Newsweek is standing by a report that the magazine tracked down the founder of Bitcoin. The new digital currency is highly volatile, having lost half its value over the past three months. It’s also attracting attention from the Treasury Department and the Securities and Exchange Commission. Ben Tracy reports.
General Motors is nearly doubling the number of vehicles it is recalling to fix ignition switches that can shut off engines and cause crashes. The recall now includes five additional models and totals nearly 1.4 million vehicles. The problem has been linked to 31 crashes and 13 deaths. Jeff Glor reports.
AOL CEO Tim Armstrong has rescinded proposed changes to benefits packages after comments he made raised the ire of employees. While explaining a change to company contributions to retirement accounts, Armstrong referred to two "distressed babies" of AOL employees as examples of rising health care costs. Michelle Miller reports.
The U.S. has been slow to adopt the high-tech cards that have been successful at cutting down fraud in other countries. But major credit card companies have decided that businesses and banks that don’t accept or issue smart cards will be responsible for any fraudulent charges come October 2015. Elaine Quijano reports.
The Dow suffered a triple-digit loss for the seventh time this year. A weaker-than-expected manufacturing report said growth in orders for machinery and other large factory goods dropped by the most in 33 years. Slow growth in developing economies added to investor pessimism. Alexis Christoforous reports.

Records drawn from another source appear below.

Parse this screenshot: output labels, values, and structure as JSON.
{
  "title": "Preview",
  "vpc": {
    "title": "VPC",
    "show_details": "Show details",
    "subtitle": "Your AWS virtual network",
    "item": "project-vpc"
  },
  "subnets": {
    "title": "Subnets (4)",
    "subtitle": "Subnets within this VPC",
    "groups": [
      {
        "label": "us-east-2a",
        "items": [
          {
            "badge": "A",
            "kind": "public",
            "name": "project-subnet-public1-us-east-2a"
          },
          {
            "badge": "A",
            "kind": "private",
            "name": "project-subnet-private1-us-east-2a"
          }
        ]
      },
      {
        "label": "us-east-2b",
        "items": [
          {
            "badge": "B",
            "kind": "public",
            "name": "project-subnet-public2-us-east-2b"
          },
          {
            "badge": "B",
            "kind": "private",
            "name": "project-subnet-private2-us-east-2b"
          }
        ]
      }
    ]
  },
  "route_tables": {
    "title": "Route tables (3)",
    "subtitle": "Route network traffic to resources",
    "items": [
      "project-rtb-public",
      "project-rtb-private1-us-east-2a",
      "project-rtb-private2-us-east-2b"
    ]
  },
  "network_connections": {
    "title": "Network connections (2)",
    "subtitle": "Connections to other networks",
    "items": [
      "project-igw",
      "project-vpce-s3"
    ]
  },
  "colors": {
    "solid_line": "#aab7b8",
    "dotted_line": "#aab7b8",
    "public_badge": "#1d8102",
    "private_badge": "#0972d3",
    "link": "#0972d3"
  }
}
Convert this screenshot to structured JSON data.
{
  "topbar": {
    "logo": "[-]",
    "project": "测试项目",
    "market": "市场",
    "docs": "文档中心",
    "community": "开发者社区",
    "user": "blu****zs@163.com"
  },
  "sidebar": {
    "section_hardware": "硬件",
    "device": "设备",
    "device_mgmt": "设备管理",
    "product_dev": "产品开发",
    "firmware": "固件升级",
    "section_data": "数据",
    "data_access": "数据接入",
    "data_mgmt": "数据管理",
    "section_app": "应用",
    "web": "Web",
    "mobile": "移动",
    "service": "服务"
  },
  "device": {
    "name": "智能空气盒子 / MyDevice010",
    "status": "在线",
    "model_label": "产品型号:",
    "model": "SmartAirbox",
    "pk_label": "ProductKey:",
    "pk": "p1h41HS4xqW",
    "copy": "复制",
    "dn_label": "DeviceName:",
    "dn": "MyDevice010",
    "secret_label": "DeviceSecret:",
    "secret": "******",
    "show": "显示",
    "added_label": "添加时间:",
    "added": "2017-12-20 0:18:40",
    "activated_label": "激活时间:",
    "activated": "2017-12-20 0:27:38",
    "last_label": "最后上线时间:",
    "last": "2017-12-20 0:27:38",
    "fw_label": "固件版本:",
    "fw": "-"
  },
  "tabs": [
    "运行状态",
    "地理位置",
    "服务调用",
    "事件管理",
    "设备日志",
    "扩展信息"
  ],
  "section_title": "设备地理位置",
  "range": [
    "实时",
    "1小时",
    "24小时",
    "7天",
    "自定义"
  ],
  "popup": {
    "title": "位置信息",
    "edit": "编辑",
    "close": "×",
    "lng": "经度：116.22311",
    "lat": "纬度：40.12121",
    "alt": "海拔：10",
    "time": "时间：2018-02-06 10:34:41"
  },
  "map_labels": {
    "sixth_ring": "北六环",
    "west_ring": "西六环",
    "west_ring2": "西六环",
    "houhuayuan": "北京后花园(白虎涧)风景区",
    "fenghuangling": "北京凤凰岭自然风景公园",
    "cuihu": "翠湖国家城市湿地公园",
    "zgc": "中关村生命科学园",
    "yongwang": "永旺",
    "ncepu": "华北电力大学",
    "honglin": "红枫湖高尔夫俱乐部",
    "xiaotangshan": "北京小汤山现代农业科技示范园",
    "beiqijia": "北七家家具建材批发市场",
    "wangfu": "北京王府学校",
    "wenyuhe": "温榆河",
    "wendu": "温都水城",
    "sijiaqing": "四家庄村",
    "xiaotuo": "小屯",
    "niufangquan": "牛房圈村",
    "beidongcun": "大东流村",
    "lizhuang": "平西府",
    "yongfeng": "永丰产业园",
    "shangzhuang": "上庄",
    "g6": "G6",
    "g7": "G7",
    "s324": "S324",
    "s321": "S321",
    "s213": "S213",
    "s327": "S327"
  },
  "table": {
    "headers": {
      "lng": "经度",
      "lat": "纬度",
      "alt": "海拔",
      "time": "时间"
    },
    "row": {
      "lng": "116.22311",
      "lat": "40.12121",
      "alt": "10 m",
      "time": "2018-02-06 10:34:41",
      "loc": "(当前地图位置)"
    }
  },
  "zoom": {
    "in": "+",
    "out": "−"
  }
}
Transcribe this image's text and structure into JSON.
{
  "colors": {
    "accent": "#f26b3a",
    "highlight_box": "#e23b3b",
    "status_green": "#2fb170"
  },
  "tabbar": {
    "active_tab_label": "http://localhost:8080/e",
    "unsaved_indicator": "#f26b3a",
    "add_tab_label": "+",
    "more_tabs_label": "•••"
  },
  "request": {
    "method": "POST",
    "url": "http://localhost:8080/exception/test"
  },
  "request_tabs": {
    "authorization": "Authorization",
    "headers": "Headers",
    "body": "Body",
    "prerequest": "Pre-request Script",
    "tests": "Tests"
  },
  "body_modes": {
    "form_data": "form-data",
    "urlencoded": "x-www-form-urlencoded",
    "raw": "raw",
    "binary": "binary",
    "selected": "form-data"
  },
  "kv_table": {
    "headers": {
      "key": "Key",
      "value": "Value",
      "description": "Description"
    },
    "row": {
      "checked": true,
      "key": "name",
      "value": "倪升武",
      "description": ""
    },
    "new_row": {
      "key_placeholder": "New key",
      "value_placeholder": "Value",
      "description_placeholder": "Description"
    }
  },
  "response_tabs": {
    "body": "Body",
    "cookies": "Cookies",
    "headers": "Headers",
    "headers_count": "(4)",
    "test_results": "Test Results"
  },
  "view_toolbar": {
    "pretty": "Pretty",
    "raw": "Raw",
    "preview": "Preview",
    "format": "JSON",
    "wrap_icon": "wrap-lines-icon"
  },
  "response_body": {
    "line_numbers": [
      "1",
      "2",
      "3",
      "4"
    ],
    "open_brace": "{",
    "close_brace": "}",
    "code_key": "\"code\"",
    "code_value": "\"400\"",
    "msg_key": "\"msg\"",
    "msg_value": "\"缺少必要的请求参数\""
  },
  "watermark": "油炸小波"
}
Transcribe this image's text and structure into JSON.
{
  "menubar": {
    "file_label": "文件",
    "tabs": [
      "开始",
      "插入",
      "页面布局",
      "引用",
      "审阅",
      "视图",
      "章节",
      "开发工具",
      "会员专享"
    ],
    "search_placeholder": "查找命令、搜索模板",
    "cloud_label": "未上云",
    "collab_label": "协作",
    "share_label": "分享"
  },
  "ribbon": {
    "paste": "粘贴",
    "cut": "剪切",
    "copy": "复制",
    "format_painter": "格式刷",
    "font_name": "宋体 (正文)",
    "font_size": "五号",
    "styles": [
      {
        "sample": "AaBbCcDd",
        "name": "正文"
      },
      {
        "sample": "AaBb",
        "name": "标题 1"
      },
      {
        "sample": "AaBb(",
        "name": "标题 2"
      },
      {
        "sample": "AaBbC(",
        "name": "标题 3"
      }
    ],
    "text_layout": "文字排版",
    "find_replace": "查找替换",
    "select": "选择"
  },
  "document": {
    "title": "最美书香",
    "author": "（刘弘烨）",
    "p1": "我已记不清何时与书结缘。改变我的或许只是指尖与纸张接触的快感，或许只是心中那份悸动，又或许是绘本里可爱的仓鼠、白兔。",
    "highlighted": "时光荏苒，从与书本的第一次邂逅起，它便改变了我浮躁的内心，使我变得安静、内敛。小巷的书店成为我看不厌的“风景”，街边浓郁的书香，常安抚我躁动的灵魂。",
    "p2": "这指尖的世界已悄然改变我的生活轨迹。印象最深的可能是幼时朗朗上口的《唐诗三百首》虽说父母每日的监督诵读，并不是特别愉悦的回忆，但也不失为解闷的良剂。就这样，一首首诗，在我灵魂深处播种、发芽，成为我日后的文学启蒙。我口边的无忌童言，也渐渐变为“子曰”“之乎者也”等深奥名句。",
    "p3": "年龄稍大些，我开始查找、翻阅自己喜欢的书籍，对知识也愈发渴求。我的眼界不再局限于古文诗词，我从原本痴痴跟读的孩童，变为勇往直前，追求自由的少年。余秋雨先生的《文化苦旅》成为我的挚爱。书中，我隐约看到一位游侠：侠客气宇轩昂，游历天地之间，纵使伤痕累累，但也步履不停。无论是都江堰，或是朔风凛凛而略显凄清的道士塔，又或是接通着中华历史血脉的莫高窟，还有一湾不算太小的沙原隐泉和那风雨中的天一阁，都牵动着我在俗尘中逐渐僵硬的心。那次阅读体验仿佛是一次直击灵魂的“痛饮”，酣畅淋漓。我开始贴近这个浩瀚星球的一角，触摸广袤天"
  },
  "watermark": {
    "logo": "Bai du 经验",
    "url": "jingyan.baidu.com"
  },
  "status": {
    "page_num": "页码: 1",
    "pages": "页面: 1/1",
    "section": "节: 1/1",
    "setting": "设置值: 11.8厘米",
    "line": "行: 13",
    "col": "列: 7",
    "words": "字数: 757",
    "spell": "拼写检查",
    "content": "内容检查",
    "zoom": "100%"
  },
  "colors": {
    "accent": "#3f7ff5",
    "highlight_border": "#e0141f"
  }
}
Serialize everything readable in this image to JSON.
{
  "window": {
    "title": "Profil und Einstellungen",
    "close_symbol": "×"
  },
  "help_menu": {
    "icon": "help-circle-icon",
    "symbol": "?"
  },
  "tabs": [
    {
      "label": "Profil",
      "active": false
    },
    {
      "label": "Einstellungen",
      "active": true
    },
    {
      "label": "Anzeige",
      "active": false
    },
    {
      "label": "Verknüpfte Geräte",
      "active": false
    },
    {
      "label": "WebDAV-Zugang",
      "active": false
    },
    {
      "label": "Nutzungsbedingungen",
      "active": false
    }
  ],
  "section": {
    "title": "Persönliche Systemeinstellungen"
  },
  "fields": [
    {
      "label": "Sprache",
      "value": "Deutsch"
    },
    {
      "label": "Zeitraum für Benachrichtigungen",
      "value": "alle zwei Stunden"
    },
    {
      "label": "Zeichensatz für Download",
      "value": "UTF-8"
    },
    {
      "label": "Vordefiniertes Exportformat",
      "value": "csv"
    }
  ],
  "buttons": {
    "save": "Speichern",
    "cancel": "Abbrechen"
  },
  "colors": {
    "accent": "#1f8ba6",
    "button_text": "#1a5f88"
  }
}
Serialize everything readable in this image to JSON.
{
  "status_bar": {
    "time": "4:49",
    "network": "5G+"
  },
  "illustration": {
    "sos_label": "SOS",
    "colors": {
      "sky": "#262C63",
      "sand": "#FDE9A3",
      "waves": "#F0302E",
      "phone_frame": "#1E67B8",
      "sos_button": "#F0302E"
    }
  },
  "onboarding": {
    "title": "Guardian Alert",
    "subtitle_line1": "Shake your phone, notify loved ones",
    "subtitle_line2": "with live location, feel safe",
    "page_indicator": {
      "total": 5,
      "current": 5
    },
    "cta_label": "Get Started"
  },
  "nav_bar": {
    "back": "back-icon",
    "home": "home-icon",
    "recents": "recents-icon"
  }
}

The U.S. economy grew 3.7 percent during the second half of 2013, the strongest growth rate in a decade. While consumer spending was stronger than expected, the biggest headwinds came from Washington. Deutsche Bank economist Carl Riccadonna tells Anthony Mason it looks like the private sector is finally "getting some legs."